Saurav Ganguly has always looked prone to mental laziness and continues to squander a wonderful talent. After India's patchy batting performance in its opening World Cup match against Holland, most of the Indian batsmen need to spend some time in quiet reflection before Saturday's match with Australia trying to find the state of mind that allows them to play to their potential. India achieved objective number one in defeating Holland comfortably. It wasn't as comprehensive a win as team management and Indian supporters would have preferred, but a win is a win. To do well in this World Cup India must get the basic things right.
It needs to win the matches it should win, it must catch its catches, field with enthusiasm and, importantly, bat 50 overs. India's batting in this game was, at best, patchy. Holland boasts a modest attack but the Indian batsmen played without conviction on a good wicket. The good news was that Tendulkar spent some time in the middle. It is hard to bat with confidence when you don't have any but the Indian line-up needs to be more convincing than this if they want to get to the final.
Australia's attack in the next match will test the Indians more sternly than did Holland's. John Wright and Ganguly must not put too much pressure on the team to perform. It is more important for everyone to be as relaxed as possible to the point of having fun. Good players don't lose their talent overnight. They can lose their way mentally though, and it is this mental balance that the Indian squad needs to rediscover. This will not be achieved by boring routine worrying about technique.
Worrying about bad form will only entrench the negative frame of mind and make it impossible to watch the ball as closely as is required to perform well. If the batsmen can find the right state of mind they will be able to start watching the ball again and their form can return immediately, as if by magic. The beauty of the state of confidence is that it is a state of mind. It can be lost quickly, but equally it can return overnight if the individual can recapture the thinking patterns they use when they are in form.
The positives for India were that Tendulkar spent 91 minutes at the crease and that the experienced bowlers bowled well. Tendulkar looked intent on making sure India won. He didn't look to play the expansive shots but was content to knock the ball into the gaps and pick up the one's and two's. He is one of the leading players in the tournament and is capable of playing either knock, as it is required, provided he is in form. This innings will have done a lot for him. He, and the rest of India, knows he has to play well if they are to go deep into the tournament. Tendulkar will also be aware that Lara has made a good start to the series and this will motivate him. The fact that Yuvraj Singh and the much criticised Mongia spent nearly as long as Tendulkar in the middle is another plus. The rest of the batting was tentative at best. Sehwag looks to be struggling with self-belief while Ganguly continues to squander a wonderful talent.

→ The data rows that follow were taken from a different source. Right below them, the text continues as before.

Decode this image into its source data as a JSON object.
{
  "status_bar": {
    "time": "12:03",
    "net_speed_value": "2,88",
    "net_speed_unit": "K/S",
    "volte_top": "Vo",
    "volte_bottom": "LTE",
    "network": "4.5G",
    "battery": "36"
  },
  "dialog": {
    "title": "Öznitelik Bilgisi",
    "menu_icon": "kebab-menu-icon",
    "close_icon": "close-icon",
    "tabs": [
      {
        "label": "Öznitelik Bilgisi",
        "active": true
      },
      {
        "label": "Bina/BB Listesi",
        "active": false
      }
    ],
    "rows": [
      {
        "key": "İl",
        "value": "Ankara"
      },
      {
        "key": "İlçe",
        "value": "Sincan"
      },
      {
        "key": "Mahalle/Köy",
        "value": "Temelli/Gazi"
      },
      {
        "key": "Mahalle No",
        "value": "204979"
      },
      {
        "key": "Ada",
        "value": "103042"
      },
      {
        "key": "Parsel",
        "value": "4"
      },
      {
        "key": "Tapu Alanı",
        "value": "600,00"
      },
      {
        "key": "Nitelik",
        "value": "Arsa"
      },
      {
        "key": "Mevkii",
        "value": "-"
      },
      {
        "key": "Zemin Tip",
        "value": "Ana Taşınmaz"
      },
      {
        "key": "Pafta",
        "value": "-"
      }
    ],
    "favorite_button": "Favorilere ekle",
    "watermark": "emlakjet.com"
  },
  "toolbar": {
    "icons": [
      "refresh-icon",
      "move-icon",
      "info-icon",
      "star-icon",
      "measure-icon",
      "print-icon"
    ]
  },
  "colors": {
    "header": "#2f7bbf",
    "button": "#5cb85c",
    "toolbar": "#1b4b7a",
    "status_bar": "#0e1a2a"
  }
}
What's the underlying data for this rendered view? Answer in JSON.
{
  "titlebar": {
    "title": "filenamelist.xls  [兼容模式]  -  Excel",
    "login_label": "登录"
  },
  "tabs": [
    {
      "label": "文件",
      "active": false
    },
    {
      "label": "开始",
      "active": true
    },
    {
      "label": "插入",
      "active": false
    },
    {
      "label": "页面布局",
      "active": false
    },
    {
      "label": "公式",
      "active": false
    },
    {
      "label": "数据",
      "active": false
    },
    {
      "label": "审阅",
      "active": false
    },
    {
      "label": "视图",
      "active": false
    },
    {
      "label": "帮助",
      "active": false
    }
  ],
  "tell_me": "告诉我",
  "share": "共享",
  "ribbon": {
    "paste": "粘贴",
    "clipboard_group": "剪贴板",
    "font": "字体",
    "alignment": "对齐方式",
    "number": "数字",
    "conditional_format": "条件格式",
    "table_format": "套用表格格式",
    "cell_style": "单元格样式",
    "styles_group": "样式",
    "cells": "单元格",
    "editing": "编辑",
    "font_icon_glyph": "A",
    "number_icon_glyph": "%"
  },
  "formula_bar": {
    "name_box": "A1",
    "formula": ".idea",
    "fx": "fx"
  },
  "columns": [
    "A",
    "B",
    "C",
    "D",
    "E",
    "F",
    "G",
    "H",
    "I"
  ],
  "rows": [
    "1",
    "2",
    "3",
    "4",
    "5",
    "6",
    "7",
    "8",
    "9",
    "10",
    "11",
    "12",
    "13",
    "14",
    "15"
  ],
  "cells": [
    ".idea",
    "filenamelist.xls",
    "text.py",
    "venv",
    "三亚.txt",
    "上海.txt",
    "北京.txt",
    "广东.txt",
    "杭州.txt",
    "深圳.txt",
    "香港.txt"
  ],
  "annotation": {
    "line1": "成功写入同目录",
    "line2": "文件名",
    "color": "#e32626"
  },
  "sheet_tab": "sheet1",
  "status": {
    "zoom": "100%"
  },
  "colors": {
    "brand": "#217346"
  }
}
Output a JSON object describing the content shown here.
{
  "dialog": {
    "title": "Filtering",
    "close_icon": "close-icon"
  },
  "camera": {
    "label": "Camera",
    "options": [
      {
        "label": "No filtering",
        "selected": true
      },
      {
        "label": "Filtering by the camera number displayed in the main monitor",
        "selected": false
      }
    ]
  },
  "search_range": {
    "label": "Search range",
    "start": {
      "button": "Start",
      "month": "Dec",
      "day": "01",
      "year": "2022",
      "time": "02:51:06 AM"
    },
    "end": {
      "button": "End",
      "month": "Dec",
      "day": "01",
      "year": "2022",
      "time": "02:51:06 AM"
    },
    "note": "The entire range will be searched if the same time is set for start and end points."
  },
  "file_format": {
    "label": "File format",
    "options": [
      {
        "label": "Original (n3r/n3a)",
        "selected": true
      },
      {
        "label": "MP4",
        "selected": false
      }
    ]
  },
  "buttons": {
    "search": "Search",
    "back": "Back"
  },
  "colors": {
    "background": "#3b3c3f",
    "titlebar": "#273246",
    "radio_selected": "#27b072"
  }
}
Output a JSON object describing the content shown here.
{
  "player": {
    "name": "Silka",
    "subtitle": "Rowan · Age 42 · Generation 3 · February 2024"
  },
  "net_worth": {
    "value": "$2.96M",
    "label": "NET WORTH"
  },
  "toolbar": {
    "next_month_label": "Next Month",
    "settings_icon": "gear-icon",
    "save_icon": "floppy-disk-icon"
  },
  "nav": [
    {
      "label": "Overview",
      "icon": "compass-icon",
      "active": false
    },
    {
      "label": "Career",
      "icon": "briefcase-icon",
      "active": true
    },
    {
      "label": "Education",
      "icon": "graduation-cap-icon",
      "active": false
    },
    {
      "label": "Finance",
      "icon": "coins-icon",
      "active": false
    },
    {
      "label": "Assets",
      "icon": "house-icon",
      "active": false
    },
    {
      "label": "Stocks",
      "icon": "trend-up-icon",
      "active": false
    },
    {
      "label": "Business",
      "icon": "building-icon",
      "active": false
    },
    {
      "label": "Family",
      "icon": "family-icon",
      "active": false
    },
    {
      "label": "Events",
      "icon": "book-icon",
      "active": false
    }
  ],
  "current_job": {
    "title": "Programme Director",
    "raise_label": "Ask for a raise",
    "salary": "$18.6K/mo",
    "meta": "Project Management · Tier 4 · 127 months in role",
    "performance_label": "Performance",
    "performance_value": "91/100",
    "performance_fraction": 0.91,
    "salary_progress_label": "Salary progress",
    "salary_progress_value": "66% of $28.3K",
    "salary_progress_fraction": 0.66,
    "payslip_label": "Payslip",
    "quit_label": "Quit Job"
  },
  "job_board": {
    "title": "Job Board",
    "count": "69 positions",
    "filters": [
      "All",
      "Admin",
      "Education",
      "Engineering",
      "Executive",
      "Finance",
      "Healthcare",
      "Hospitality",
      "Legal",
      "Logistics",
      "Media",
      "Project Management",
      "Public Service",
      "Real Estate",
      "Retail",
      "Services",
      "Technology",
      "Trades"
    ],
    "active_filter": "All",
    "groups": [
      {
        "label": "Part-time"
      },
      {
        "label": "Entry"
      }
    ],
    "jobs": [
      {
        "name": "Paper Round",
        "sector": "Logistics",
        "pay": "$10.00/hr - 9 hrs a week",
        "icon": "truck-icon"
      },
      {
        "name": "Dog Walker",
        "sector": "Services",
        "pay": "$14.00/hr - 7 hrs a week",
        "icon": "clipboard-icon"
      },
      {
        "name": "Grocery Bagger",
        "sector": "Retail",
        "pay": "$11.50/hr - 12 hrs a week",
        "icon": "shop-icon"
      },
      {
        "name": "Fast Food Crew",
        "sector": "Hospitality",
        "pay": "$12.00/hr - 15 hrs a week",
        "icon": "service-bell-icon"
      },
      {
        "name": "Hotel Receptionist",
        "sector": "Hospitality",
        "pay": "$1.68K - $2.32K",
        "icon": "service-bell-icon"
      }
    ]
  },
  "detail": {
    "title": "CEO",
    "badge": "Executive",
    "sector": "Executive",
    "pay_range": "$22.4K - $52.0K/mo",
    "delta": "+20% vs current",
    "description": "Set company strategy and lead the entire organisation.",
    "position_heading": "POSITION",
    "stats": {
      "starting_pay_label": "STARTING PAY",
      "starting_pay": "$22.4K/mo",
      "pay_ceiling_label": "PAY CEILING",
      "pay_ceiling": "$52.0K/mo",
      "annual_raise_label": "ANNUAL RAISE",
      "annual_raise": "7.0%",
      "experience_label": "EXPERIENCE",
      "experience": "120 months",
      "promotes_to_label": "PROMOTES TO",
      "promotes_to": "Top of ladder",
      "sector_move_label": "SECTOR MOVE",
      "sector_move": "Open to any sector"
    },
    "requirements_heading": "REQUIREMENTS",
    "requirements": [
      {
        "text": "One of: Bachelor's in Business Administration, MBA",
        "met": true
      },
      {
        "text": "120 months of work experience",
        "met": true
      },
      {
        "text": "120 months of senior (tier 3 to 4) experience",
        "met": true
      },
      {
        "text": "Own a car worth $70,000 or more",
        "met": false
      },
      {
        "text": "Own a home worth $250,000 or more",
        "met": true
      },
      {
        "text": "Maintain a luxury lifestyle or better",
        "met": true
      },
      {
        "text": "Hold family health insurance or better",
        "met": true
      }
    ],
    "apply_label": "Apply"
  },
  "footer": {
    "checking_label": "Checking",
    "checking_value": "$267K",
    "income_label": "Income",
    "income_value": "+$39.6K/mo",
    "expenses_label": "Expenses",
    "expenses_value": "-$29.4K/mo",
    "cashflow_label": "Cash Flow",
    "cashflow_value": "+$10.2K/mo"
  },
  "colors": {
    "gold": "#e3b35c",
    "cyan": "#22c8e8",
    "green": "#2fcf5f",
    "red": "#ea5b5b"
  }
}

He has always looked prone to mental laziness, as if it is below him to work on developing his talents. A great shame! Dravid looks a long way from the peace of mind that will allow him to play to his best while the decision not to take Laxman to the World Cup may haunt the selectors before this series is very far advanced. The bowling was much more convincing than the batting. Srinath proved once again that he is a bowler of quality. He is honest and big- hearted and his ability to take wickets with the new ball will be an important asset against better opponents.
Kumble and Harbhajan Singh showed their class. They will be put under a lot more pressure by more aggressive batting but that can work as much in their favour as against. The Australians will come out blazing on Saturday as they try to dominate the Indian attack. The better bowlers will have to withstand this onslaught, as the lack of a quality fifth bowler is something else that could hurt this Indian side against better opposition. Ganguly, Tendulkar and Sehwag will not strike fear into the hearts of Gilchrist, Hayden, Ponting and Symonds if they are on song. Tendulkar may need to show off his subtle bowling skills as well as his immense batting talents. On the whole the win over Holland was a good start.
It allowed some of the batters to regain some equilibrium and the bowlers showed some good signs. The fielding though, will have to show more enthusiasm and intent. India did not show enough firepower to suggest it will be a finalist at this stage. They will need to do better in the match against the Australians who still appear to hold most of the trump cards, despite the loss of Warne.
Sri Lanka is riding high upon the back of a rich vein of form from Jayasuriya but a lack of depth in bowling may be its Achilles heel. South Africa should improve on its nervous start, while the West Indies appears to be emerging from the gloom of recent times and may well play a big part in forming the composition of the semi-finals. The fun has only just begun!